You know it’s a Southern slow cooker book when recipes may call for the ingredients to be first kissed by a cast-iron skillet. Heirloom and well-loved vegetables, such as pole beans and sweet potatoes and kale, are a part of the package, along with Smokey Navy Bean Soup (with cornbread), Creamy Cheese Grits, Shrimp Creole, and Carolina-style BBQ—its sauce from scratch, not a bottle.
I'm not a great cook, and I don't have a lot of time to cook. But I love, love, love browsing cookbooks! Here are some of our recently acquired cookbooks that have the one thing I require: great photos. I may never make any of the recipes, but, thanks to these cookbook authors and their photographers, I've spent quality time salivating over the photos.
In honor of American Craft Beer Week (May 11-18), raise a pint at one our area’s local breweries, enjoy a draft in your favorite pub or tavern, or just pick up a six-pack to take home. Beer and pizza, beer and good times with friends, beer and backyard barbeques—there are virtually no wrong ways to enjoy a brew. Just don’t overdo it! Be sure to imbibe responsibly.
When author Ashley Rodriguez and her husband realized that most of their evenings at home were spent either staring at the computer or TV screens, eating different versions of takeout, and nonstop child-rearing, they decided to mix up the normal routine with a once-a-week date night for themselves. Date Night In: More than 120 Recipes to Renew Your Relationship contains delightful and romantic recipes that you and your significant other can create together, carving out that alone time to cook, talk, and rekindle an intimate relationship.
One of the food trends with the strongest staying power has to be vegetarianism, or at least dishes that are unabashed in their embrace of vegetables, grains, and fruits. Before “Farm to Table” was a thing, we still had farmers’ markets, and cooks would take advantage of them and their own backyard gardens to serve meals with fresh, seasonal ingredients.
Inexpensive, protein-rich, and easily cooked: the egg. The egg has been one of the most valuable foodstuffs since the Prehistoric Age. Bird eggs have been used and consumed wherever birds (mostly chickens) are domesticated. “Scrambled eggs” originated in 17th-century France. They pair well with acidic fruit juices, and “dried eggs” first developed during the 19th century and were used predominantly for soldiers in World War II. Why are they so popular? Eggs work in both sweet and savory meals, including many baked goods such as cakes and pies.
Want to make a lovely hostess gift or start a delightful family tradition? Gorgeously photographed and utterly useful, Alison Walker’s Handmade Gifts from the Kitchen has recipes that are both elegant and inspired. You can make your own Candy Canes, Marzipan, Baklava, and Cherry & Almond Biscotti. Or, go British with Turkish Delight (shades of C.S. Lewis), Rose Creams, Vanilla Caramels, and Tiffin.

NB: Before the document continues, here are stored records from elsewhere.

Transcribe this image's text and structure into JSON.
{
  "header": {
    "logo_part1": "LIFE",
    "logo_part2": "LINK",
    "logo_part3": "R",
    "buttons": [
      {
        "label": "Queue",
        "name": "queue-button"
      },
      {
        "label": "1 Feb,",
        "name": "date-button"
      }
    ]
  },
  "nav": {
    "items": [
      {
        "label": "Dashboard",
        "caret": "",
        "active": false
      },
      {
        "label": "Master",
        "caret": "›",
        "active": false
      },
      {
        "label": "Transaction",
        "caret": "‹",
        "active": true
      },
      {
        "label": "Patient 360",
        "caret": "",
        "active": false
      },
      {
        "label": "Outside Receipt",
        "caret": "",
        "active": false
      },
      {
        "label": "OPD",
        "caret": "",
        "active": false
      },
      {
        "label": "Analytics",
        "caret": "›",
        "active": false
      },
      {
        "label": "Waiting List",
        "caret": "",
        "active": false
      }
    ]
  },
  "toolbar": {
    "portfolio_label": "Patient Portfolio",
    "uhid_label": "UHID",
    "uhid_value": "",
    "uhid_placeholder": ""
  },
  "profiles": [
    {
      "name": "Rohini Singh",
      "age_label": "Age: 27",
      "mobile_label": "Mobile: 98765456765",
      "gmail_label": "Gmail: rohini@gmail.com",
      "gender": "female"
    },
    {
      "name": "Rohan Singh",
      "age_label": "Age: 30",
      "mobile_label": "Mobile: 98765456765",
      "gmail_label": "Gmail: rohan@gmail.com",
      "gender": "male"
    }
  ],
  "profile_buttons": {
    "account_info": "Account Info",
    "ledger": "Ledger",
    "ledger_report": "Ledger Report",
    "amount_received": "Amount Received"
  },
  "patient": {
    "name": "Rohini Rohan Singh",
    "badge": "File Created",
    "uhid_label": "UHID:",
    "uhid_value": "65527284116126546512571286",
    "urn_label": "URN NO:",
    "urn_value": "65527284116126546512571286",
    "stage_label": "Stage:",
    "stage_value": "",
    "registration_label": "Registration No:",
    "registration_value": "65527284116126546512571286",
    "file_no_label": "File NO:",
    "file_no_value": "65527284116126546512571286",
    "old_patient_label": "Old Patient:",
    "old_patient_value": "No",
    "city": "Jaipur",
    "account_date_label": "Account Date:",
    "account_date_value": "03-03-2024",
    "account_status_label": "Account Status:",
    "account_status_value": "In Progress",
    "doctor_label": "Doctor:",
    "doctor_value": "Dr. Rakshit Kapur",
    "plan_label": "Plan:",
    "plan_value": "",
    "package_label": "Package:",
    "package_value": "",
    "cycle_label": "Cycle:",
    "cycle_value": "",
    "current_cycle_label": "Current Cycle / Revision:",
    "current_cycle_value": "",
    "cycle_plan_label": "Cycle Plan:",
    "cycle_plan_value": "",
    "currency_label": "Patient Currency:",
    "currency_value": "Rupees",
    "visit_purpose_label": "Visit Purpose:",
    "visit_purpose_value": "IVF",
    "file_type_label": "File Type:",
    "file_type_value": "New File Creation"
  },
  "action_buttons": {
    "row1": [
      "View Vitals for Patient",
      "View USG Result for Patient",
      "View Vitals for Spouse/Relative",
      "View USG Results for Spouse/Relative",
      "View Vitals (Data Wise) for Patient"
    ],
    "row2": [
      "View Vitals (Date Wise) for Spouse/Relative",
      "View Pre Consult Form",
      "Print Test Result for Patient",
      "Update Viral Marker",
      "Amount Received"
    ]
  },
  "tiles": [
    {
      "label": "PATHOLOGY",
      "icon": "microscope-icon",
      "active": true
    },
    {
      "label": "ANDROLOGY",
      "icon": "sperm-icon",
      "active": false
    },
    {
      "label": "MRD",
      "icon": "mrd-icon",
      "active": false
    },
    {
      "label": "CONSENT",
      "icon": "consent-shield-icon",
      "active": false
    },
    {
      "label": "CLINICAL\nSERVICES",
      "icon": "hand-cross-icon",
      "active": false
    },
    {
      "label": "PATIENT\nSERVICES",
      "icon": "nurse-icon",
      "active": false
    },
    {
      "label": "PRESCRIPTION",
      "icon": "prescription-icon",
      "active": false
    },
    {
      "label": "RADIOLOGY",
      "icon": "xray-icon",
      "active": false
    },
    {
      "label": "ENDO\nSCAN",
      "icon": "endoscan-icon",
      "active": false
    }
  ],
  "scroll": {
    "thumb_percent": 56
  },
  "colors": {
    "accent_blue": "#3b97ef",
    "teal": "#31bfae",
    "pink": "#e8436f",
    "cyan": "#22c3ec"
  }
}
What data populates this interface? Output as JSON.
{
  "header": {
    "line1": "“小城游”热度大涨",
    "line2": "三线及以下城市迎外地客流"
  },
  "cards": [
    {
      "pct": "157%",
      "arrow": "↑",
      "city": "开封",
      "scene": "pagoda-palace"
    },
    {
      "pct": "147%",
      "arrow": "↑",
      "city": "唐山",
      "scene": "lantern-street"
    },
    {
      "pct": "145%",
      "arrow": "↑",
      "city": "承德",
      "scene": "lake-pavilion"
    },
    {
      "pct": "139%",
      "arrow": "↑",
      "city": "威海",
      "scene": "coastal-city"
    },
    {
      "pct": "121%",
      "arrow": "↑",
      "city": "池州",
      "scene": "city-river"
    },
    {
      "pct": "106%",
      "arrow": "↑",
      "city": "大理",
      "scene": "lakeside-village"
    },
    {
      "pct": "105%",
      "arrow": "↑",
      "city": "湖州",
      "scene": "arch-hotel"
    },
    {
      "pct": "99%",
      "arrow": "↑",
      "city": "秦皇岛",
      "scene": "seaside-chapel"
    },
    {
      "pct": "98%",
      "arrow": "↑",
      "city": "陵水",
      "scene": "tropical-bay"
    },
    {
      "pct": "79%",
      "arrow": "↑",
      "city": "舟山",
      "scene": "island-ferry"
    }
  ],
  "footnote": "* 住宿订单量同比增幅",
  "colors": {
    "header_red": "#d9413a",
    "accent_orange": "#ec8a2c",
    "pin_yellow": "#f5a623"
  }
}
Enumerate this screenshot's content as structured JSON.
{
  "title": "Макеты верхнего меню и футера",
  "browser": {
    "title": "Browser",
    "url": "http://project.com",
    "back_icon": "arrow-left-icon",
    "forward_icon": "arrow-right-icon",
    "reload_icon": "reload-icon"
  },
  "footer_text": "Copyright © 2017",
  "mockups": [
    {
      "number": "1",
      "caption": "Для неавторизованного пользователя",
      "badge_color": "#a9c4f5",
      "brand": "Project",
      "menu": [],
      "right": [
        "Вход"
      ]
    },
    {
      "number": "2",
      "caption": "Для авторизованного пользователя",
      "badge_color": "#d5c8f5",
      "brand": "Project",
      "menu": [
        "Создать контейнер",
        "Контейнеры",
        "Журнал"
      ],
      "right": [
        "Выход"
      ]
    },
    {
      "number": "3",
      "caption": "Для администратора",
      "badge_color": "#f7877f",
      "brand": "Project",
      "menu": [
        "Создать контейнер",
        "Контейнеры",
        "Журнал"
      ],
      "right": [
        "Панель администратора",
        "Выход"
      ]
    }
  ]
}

Fried chicken. Cornbread. Sunday morning bacon. Apple Brown Betty. All of these delicious, home-cooked foods traditionally come out of a cast-iron skillet. At my house, we have three or four of them that have been passed down through generations. While Ellen Brown’s New Cast Iron Skillet Cookbook has takes on these basic things, it opens a wider range of flavors and techniques from around the country and around the world.
Looking for new ideas for weeknight dinners? Check out Weeknight Wonders: Delicious Healthy dinners in 30 Minutes or Less, by Ellie Krieger.
Glorious fruit and vegetables are a hallmark of harvests, but what do you do when you want to preserve the tastes for other times? Traditionally, the answer was to “put up” or preserve these wonderful things for later, sometimes combining them creatively and adding spices. A day of canning meant piles of produce, dozens of jars, and steam filling the kitchen for hours—usually on a hot summer day. Marisa McClellan’s Preserving by the Pint presents a different way to do this wonderful, traditional cooking without such a huge commitment of time and storage space.